Raise your hand if you've ever been where Alissa was. (Alissa: that breeze that you just felt was the collective raising of many hands.) We have all let insecurity dictate our lives in one way or another (not just people looking to lose weight/gain health, but literally ALL people deal with insecurity in one form or another). What I have learned, and what I will say time and time again, is to turn into it and confront it head on. Until you do this, you are a hostage of the insecurities.
So one of my favorite classes at LA Boxing Georgetown are the Technical Boxing/Sparring classes taught by Randolph (who is as patient as he is knowledgeable). They exemplify the second point I want to make about the insecurity regarding going to a gym: the more you go to the gym and connect with the people around you, the more you will feel like you belong in the gym and among active people.
To make that point, I asked a few of my classmates from the technical class as well as a few of the staff members at the gym a few questions, including Alissa's concern "How would you feel if a 300lb woman came into LA Boxing?"
Paul (a very fit gentleman who has let me spar with him on two occasions) has been boxing for the past 4 months. He did some martial arts in college, but boxing is fairly new to him. Paul is taking boxing not just for the cardio, but for the "explosive strength" aspect that he found he couldn't get from weightlifting alone. He noted that other members of the gym are a unique mix of all different body types and ages. If he were to see an obese person at the gym, he would think "good on them for trying to make that effort to improve themselves" and that the "consistent effort to improve is inspirational." His advice is to take it easy in the beginning (in boxing, in working out in general) and gain endurance/stamina. "If you are in the mindset of going out swinging hard, you will be disappointed, you will get frustrated and give up. Go in humble and eager to learn, not trying to prove a point, and you will stick with [it] longer."

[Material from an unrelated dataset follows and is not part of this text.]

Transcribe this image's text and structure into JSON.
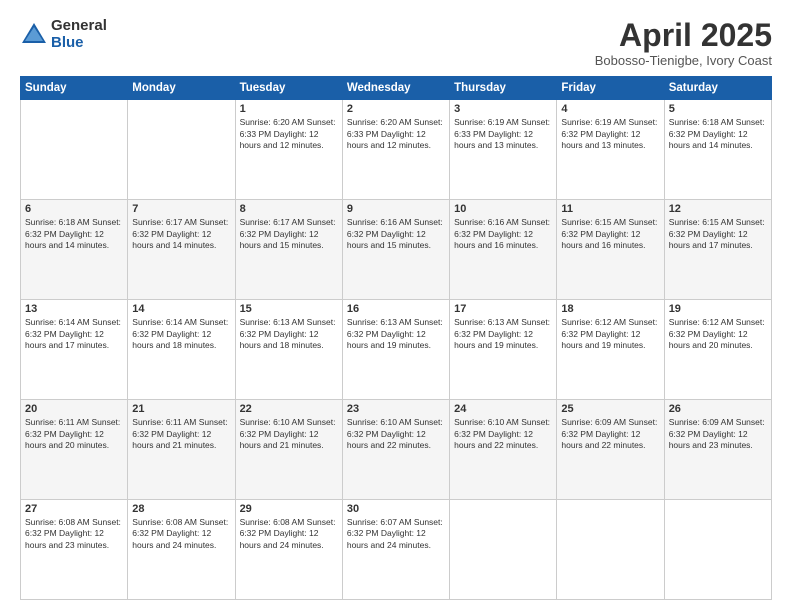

Jessica (another classmate who is in her mid-20s) originally started boxing with her dad, even though he didn't think she would stick with it. A little over a year later, she is still at it. She said that she is still boxing because she was never good at any physical activity before and she is good at this (also "it's nice after a stressful day to be able to beat the crap out of something or someone.") Jessica made the same comment about the makeup of the gym -- members are all shapes and sizes -- and noted that many of the members were women. She said "everyone is really helpful; no one judges you." The only thing she'd think if an obese person came into the gym is "Good for them. How's their right hook?"
While talking to Jessica, MMA/Kickboxing trainer Ed chimed in with what he'd think about the obese person walking in the door-- "About fucking time! You made a commitment. You came in. The first step is the hardest: get inside the fucking gym." Once there, he advises people to ask a lot of questions, "[i]f you're new get the attention of the instructors, so they know to make sure to watch your form so you don't hurt yourself." This is true in a boxing gym as well as a regular gym. "The scariest part is getting in here. Once you do don't quit because it's hard. It gets easier." He should know, he's been doing martial arts for just almost as long as I have been alive.

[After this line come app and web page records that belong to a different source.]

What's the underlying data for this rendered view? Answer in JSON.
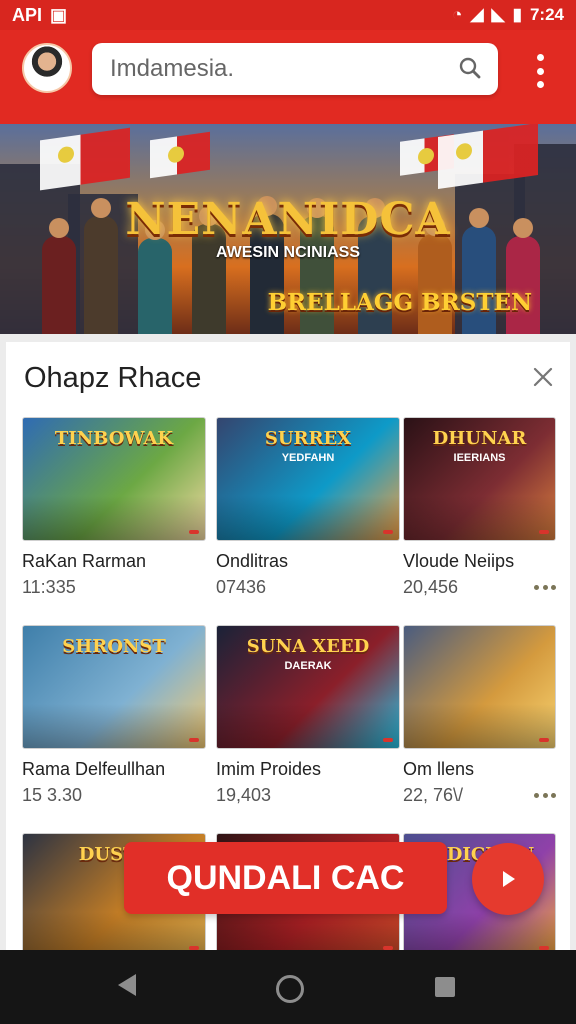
{
  "status": {
    "carrier": "API",
    "time": "7:24"
  },
  "search": {
    "placeholder": "Imdamesia."
  },
  "banner": {
    "title": "NENANIDCA",
    "subtitle": "AWESIN NCINIASS",
    "tag": "BRELLAGG BRSTEN"
  },
  "sheet": {
    "title": "Ohapz Rhace",
    "items": [
      {
        "name": "RaKan Rarman",
        "count": "11:335",
        "art_title": "TINBOWAK",
        "art_subtitle": "",
        "badge": "",
        "colors": [
          "#2f6bb3",
          "#6ca844",
          "#f3d9a3"
        ]
      },
      {
        "name": "Ondlitras",
        "count": "07436",
        "art_title": "SURREX",
        "art_subtitle": "YEDFAHN",
        "badge": "",
        "colors": [
          "#34456f",
          "#0e9ac8",
          "#f39f42"
        ]
      },
      {
        "name": "Vloude Neiips",
        "count": "20,456",
        "art_title": "DHUNAR",
        "art_subtitle": "IEERIANS",
        "badge": "",
        "colors": [
          "#2a1116",
          "#7d2d33",
          "#d97f3e"
        ]
      },
      {
        "name": "Rama Delfeullhan",
        "count": "15 3.30",
        "art_title": "SHRONST",
        "art_subtitle": "",
        "badge": "",
        "colors": [
          "#3f7faa",
          "#7fb1d2",
          "#f4ca72"
        ]
      },
      {
        "name": "Imim Proides",
        "count": "19,403",
        "art_title": "SUNA XEED",
        "art_subtitle": "DAERAK",
        "badge": "",
        "colors": [
          "#1a2238",
          "#8b1f2a",
          "#27c2e5"
        ]
      },
      {
        "name": "Om llens",
        "count": "22, 76\\/",
        "art_title": "",
        "art_subtitle": "",
        "badge": "",
        "colors": [
          "#4a5c7f",
          "#d49a3e",
          "#f8d371"
        ]
      },
      {
        "name": "",
        "count": "",
        "art_title": "DUSTT",
        "art_subtitle": "",
        "badge": "",
        "colors": [
          "#2d3342",
          "#c37d25",
          "#e5b24f"
        ]
      },
      {
        "name": "",
        "count": "",
        "art_title": "",
        "art_subtitle": "",
        "badge": "",
        "colors": [
          "#2f1415",
          "#ad2024",
          "#d24d2a"
        ]
      },
      {
        "name": "",
        "count": "",
        "art_title": "EIDICHUN",
        "art_subtitle": "",
        "badge": "",
        "colors": [
          "#4c4f8f",
          "#8f41a9",
          "#f0a63d"
        ]
      }
    ]
  },
  "cta": {
    "label": "QUNDALI CAC"
  }
}
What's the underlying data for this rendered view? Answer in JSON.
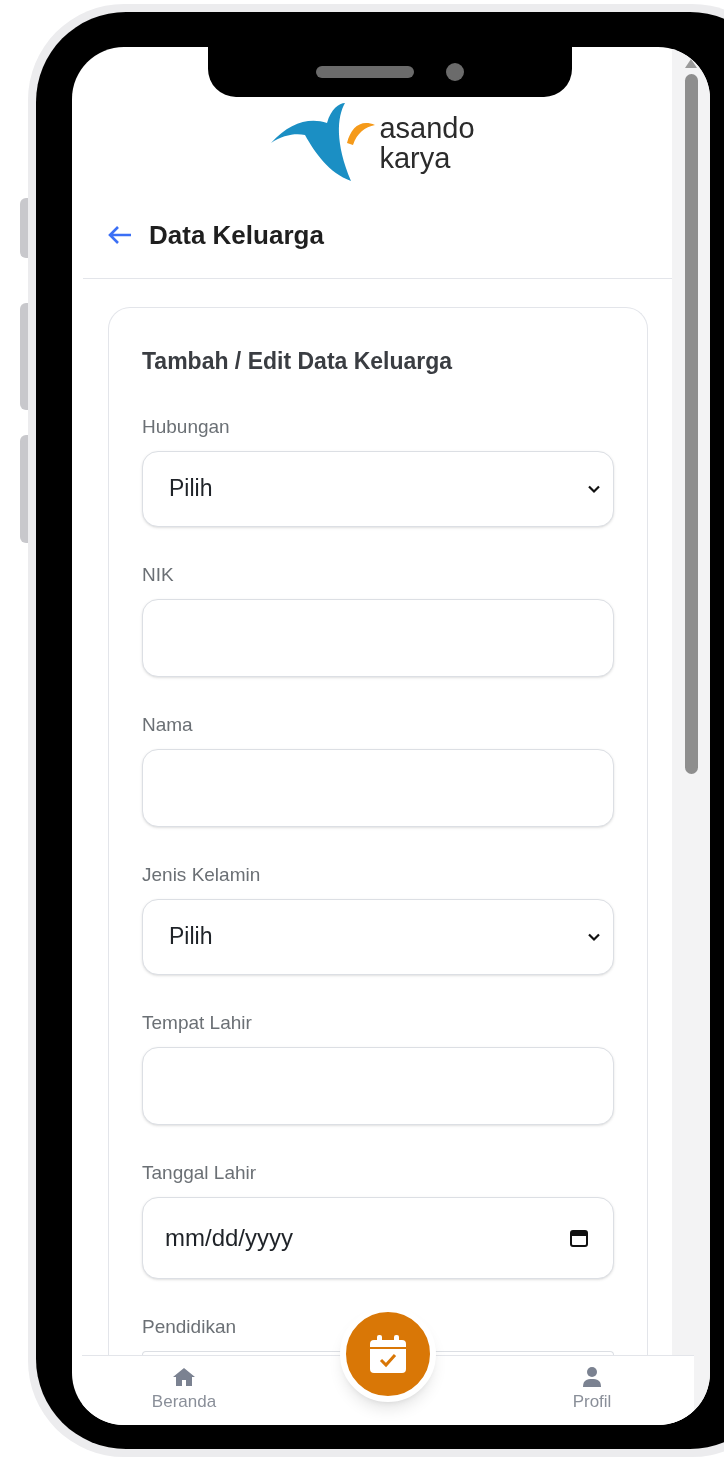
{
  "logo": {
    "lines": [
      "asando",
      "karya"
    ]
  },
  "header": {
    "title": "Data Keluarga"
  },
  "form": {
    "title": "Tambah / Edit Data Keluarga",
    "fields": [
      {
        "kind": "select",
        "label": "Hubungan",
        "value": "Pilih"
      },
      {
        "kind": "text",
        "label": "NIK"
      },
      {
        "kind": "text",
        "label": "Nama"
      },
      {
        "kind": "select",
        "label": "Jenis Kelamin",
        "value": "Pilih"
      },
      {
        "kind": "text",
        "label": "Tempat Lahir"
      },
      {
        "kind": "date",
        "label": "Tanggal Lahir",
        "placeholder": "mm/dd/yyyy"
      },
      {
        "kind": "text",
        "label": "Pendidikan"
      }
    ]
  },
  "bottom_nav": {
    "items": [
      {
        "kind": "home",
        "label": "Beranda"
      },
      {
        "kind": "fab"
      },
      {
        "kind": "profile",
        "label": "Profil"
      }
    ]
  }
}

Last up to endure my battery of questions was Felix, the Regional Director at LA Boxing covering the DC area (he has been with LA Boxing for 3 years, has worked at many gyms in the past). I was hoping he could tell me bit more about the membership in general, beyond the diversity that Paul and Jessica had mentioned. I asked Felix a variation of the question I had asked the others: "How would you convince an obese person to join?" He said that telling people they can burn 1,000 calories an hour usually does the trick and that if an obese person wanted to join that he or she would "be received just like anyone else that joins -- as a person that wants to be a part of something." What is that "something"? He said that many women are not interested in the perceived violence of boxing (he hopes to offer budokon at some point), but that the gym is a workout-based facility with a strong group mentality, "people motivate and push each other. . . it helps prevent people from giving up." It's not just the instructors who are willing to help; Felix says the long-standing members just as willing to help a new member feel comfortable in the gym.
So I guess all that's left to say to the people sitting on the sidelines, afraid to set foot in the gym:
What will it take for you to join in the fun?
LA Boxing Post 1: The Risks and Rewards of Change
LA Boxing Post 2: Showing Up
LA Boxing Post 3: Finding Your Fight
LA Boxing Post 4: Belonging
LA Boxing Post 5: Fight or Flight
LA Boxing Post 6: Finding your Fight: The Class -- Reporting In